* Aim of the task
The answer must consist of every line in the records below that contains the string "content".
========
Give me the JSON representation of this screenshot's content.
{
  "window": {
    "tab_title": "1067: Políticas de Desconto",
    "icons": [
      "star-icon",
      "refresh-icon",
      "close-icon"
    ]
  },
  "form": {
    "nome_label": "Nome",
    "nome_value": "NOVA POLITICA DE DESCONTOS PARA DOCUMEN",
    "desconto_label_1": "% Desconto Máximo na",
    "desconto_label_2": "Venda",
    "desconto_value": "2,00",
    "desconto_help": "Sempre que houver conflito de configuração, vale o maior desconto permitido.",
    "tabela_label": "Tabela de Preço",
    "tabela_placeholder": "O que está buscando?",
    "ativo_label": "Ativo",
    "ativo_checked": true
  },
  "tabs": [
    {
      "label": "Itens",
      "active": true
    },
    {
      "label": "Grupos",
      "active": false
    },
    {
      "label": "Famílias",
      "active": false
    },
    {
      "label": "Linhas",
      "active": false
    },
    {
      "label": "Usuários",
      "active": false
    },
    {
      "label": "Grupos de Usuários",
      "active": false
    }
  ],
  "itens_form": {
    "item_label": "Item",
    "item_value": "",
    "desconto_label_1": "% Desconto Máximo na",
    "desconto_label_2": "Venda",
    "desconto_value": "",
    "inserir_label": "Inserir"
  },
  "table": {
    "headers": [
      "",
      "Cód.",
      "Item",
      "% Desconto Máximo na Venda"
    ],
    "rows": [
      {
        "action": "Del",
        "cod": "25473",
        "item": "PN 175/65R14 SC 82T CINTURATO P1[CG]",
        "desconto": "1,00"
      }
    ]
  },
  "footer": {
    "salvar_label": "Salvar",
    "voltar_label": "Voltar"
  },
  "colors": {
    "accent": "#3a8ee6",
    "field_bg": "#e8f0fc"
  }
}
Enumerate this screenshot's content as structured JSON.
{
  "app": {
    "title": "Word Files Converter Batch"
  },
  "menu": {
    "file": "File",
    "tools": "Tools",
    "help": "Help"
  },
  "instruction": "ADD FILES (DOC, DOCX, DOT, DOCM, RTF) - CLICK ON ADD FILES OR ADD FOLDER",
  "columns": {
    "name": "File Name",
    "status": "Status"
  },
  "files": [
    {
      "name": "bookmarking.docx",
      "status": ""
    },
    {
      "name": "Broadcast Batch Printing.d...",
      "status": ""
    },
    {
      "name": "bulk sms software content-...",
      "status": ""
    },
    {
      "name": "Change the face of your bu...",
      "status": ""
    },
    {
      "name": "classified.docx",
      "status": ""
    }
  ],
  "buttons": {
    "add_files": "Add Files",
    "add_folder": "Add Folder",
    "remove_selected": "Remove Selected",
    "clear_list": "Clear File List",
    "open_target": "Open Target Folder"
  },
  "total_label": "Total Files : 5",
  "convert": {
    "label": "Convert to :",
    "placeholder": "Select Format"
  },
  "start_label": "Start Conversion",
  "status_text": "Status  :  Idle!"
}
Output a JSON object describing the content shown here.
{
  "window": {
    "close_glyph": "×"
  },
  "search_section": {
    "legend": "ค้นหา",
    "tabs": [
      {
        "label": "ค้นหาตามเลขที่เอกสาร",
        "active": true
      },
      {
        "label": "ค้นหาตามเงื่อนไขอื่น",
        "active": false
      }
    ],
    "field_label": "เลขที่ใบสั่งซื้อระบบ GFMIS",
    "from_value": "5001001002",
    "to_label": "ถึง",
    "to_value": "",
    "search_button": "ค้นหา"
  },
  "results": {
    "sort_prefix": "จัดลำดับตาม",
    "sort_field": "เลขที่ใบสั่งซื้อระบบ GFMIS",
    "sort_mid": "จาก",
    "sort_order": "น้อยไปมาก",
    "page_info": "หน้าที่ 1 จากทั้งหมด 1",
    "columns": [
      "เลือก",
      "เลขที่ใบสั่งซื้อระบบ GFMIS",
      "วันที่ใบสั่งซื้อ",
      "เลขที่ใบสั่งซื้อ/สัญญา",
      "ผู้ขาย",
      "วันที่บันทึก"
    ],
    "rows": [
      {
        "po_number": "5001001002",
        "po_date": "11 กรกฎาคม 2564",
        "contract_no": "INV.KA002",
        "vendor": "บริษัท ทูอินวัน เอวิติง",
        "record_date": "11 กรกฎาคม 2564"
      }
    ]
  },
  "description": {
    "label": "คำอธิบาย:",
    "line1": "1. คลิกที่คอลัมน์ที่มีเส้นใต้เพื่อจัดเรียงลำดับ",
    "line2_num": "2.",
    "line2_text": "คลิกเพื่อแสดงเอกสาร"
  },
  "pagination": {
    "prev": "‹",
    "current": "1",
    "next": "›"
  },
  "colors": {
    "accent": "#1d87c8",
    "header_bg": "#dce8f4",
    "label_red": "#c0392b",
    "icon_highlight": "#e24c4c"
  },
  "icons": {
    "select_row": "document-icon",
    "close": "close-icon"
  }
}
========
* Output for this exercise
Give me the JSON representation of this screenshot's content.
Enumerate this screenshot's content as structured JSON.
      "name": "bulk sms software content-...",
Output a JSON object describing the content shown here.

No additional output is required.